### Work instructions:
Please count how many lines below contain the word "outline" and reply with only that number.

### Dataset extract:
☆ ☆ ☆
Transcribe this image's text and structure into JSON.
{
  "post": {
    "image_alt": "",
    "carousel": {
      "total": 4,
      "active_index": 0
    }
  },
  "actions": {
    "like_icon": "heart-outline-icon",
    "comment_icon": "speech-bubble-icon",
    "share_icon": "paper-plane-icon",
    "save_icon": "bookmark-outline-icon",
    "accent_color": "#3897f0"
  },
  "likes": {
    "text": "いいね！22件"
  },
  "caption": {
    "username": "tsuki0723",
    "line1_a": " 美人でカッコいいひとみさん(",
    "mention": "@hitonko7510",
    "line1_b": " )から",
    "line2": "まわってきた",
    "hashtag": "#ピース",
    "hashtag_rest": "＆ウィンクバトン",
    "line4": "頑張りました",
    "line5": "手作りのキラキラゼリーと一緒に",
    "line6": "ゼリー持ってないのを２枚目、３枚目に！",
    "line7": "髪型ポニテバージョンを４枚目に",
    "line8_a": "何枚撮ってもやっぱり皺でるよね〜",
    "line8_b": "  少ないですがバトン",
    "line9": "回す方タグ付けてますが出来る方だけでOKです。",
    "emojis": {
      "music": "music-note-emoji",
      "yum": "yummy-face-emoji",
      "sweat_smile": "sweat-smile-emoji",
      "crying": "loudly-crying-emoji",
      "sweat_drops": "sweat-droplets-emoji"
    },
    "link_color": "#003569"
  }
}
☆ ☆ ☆
### Expected answer:
2